- Smooth: This is also known as the “inverted” rubber. The rubber’s surface is smooth with an underneath layer of sponge. 85% of table tennis players joining tournaments held by ITTF use smooth rubber.
- Short Pips: It is also known as the “pimple” rubber. How to use short pips on the blade is opposite to using the smooth rubber, in which the short spikes come in contact with the ball. Underneath the short pips is a layer of sponge. Short pips rubber is suitable for these playing styles: lose-to-table, all-around, and defensive styles. Short pips also have an advantage in offering more control, especially for beginners having difficulty playing against spin.
- Long Pips: The pips on this rubber are longer than the short pips one. When the ball touches the pips, it causes the pips to sink deeper. Therefore, these extra-long pips can facilitate the opponent’s spin reversal. In the competition, athletes do not use long pips, or if they do, they only use this rubber for one side of the paddle. It is not recommended for beginners to use long pips because it is more important to learn how to read the spin and improve other necessary skills.
- No sponge: Like short pips, except for it does not have a layer of sponge underneath. This rubber is ideal for hitting fast shots with high speed. Yet, it is an unpopular type of rubber.
- Anti-topspin: Neutralize the opponent’s spinning speed. However, shots made by anti-topspin do not generate much spin, and their speed is slow. Anti-topspin rubber is best for using penhold paddles. Or, players can use it on one side of the paddle, then the other side with a different rubber.
Sponge thickness influences the rubber’s speed.
- Thinner sponge: The sponge is lighter and has a woodier feel, thus offering more control.
- Thicker sponge: The weight is heavier, providing more speed and spin while giving a somewhat more cushioned feeling.
Offensive players prefer 1.8 to 2.5mm thickness, while all-round players prefer 1.5 to 2.0mm. Defensive players commonly prefer OX (no sponge) to 1.6mm, and loopers prefer thicker sponge. For choppers, they tend to go for the thinner sponge. Also, developing players or those who need more control should opt for the sponge thickness on the thinner end of the range that goes well with their playing styles.

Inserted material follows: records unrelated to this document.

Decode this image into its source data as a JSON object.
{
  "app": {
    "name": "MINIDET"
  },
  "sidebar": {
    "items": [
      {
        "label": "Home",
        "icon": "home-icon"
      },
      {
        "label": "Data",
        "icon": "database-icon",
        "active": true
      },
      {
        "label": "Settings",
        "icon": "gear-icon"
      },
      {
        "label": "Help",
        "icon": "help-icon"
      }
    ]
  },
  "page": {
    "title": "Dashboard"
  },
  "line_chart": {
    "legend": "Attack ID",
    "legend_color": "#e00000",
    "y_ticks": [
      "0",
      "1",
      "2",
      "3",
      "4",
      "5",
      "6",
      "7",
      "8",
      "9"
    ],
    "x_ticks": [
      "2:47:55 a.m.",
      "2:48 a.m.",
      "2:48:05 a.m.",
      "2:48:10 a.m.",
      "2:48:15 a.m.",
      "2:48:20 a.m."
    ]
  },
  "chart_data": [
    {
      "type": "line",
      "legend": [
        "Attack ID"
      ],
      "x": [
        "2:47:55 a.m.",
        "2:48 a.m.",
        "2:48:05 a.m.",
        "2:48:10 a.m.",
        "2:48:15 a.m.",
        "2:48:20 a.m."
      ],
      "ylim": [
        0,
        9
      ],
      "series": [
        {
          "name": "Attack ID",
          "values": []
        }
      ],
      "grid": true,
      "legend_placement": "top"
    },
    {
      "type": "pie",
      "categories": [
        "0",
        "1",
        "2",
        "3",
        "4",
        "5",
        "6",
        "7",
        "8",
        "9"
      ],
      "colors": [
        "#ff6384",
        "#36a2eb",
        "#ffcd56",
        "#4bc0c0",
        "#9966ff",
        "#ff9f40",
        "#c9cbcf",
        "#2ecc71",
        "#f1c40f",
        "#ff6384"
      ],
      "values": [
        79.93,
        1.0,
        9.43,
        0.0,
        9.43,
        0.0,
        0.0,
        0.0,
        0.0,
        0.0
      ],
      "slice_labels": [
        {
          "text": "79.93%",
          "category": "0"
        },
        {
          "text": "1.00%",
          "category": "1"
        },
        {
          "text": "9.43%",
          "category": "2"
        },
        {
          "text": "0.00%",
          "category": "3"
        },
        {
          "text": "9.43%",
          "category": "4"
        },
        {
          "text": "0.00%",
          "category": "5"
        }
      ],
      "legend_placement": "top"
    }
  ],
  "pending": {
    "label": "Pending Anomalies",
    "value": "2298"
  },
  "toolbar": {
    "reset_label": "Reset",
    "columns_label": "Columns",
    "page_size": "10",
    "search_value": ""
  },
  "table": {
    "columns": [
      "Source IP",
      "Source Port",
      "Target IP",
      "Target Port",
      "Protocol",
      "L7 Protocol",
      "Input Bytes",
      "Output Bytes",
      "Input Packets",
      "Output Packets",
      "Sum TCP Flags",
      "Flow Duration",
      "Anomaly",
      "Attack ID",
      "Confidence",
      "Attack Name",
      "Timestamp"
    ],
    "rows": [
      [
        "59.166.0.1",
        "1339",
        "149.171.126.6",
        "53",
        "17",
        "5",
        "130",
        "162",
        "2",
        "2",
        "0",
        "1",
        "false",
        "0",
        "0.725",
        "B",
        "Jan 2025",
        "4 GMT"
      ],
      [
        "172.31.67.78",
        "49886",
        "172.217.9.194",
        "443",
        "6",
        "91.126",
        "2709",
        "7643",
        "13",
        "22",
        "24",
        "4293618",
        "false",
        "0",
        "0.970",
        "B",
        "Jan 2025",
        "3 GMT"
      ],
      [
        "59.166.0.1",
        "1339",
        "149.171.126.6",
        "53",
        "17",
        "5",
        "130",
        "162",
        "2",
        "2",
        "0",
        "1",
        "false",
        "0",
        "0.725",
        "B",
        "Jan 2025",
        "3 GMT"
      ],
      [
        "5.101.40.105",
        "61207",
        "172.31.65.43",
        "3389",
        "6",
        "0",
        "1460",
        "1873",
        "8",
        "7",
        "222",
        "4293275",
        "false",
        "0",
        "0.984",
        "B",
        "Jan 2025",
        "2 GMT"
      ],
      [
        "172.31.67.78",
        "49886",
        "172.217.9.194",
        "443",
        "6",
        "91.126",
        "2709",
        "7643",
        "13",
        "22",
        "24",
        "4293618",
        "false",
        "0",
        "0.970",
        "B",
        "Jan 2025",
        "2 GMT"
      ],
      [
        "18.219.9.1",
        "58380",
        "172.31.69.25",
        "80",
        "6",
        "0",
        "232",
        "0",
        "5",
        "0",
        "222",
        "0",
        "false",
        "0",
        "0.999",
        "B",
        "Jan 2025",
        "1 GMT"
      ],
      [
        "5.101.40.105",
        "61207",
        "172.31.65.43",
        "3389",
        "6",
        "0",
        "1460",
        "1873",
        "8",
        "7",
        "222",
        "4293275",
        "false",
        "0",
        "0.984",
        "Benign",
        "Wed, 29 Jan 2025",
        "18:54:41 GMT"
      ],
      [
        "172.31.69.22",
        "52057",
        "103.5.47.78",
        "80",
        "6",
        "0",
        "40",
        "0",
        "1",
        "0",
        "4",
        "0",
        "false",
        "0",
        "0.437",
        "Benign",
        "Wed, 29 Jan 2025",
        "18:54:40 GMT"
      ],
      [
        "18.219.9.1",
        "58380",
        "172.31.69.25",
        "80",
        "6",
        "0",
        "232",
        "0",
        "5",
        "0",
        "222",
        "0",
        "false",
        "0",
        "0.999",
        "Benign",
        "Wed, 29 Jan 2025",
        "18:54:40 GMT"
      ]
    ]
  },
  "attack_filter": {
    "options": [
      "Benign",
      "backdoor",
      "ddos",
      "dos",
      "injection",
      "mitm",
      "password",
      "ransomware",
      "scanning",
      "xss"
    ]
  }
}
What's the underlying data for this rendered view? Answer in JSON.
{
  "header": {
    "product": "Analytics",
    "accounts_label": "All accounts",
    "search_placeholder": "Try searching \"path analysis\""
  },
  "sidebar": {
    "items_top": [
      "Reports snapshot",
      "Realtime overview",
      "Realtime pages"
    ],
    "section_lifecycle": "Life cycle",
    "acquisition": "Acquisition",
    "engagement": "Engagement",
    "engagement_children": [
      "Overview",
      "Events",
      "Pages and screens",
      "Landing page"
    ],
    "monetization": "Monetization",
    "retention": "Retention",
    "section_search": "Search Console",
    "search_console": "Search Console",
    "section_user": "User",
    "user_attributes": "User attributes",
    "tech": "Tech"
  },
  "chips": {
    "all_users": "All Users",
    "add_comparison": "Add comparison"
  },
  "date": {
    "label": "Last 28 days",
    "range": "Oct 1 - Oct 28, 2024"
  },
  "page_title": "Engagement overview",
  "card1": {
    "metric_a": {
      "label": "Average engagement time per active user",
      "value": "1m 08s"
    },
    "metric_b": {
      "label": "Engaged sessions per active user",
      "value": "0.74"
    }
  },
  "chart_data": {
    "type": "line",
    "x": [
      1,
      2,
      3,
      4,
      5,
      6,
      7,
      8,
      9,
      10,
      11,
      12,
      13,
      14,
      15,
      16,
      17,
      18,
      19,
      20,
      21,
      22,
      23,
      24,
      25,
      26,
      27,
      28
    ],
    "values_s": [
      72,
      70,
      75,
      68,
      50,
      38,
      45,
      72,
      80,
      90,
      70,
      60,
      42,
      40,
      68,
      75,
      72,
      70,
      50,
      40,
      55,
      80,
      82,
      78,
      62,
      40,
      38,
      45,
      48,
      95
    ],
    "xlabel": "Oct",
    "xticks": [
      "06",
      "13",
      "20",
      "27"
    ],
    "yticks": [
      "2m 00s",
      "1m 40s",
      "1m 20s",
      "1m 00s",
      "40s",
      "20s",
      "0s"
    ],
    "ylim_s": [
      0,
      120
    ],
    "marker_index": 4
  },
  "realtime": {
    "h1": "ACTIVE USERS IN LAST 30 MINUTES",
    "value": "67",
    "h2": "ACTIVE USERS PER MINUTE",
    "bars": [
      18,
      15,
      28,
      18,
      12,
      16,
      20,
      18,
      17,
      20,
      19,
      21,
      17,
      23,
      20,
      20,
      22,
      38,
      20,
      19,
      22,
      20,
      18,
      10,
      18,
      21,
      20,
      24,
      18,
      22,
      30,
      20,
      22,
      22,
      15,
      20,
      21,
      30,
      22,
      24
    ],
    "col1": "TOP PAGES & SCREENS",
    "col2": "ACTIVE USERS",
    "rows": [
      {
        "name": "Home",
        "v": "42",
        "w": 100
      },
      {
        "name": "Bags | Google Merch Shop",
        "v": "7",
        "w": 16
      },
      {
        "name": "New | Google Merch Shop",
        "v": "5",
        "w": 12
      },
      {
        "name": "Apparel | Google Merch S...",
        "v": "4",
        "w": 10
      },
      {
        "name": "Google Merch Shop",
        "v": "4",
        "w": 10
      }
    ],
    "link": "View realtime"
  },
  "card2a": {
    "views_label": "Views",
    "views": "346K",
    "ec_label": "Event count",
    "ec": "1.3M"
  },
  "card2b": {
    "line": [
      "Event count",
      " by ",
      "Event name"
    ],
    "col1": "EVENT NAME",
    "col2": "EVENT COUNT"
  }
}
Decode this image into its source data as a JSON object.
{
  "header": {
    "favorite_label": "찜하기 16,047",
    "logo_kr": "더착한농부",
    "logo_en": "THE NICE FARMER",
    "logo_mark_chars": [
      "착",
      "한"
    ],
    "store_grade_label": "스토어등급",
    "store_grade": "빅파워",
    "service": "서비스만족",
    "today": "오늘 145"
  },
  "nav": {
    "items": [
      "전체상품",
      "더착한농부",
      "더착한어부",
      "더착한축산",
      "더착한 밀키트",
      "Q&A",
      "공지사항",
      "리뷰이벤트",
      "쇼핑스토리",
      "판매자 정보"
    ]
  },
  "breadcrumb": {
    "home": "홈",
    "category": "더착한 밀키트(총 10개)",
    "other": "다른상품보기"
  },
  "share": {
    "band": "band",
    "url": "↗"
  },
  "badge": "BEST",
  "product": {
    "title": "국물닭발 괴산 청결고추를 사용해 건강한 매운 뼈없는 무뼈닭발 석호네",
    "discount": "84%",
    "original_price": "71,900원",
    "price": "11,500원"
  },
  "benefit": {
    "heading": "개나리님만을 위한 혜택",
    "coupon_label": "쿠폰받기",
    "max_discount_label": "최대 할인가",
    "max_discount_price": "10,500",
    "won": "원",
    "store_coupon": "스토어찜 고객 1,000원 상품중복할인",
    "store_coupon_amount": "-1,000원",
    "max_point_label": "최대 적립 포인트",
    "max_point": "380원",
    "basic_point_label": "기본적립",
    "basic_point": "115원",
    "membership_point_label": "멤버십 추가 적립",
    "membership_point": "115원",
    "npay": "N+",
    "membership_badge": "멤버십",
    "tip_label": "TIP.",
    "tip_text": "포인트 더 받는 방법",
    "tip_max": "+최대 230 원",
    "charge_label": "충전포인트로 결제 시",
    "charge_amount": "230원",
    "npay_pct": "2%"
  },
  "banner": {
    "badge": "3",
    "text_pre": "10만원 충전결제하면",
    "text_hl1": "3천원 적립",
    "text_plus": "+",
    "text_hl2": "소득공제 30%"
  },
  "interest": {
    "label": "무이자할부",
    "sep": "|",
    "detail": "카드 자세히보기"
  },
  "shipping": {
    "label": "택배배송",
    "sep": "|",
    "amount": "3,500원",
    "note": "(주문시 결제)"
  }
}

- Speed: The scale is from 1 to 100. The higher it is, the faster the speed is. European standard: 79.
- Spin: The scale is from 1 to 100. The higher it is, the more spin is generated. European standard: 79.
- Control: The scale is from 1 to 100. The higher it is, the more control is provided. European standard: 80
- Hardness: The scale is from 1 to 100. The higher it is, the harder the rubber is. European standards: 40 – 50
- Sponge Thickness: Max
In conclusion, rubber is a crucial part of complete paddles. It greatly affects the quality of each shot and how the professional table tennis players perform. If you are looking for the best table tennis rubber, it is almost impossible to recommend the best product as there is only the most suitable rubber, not the best one.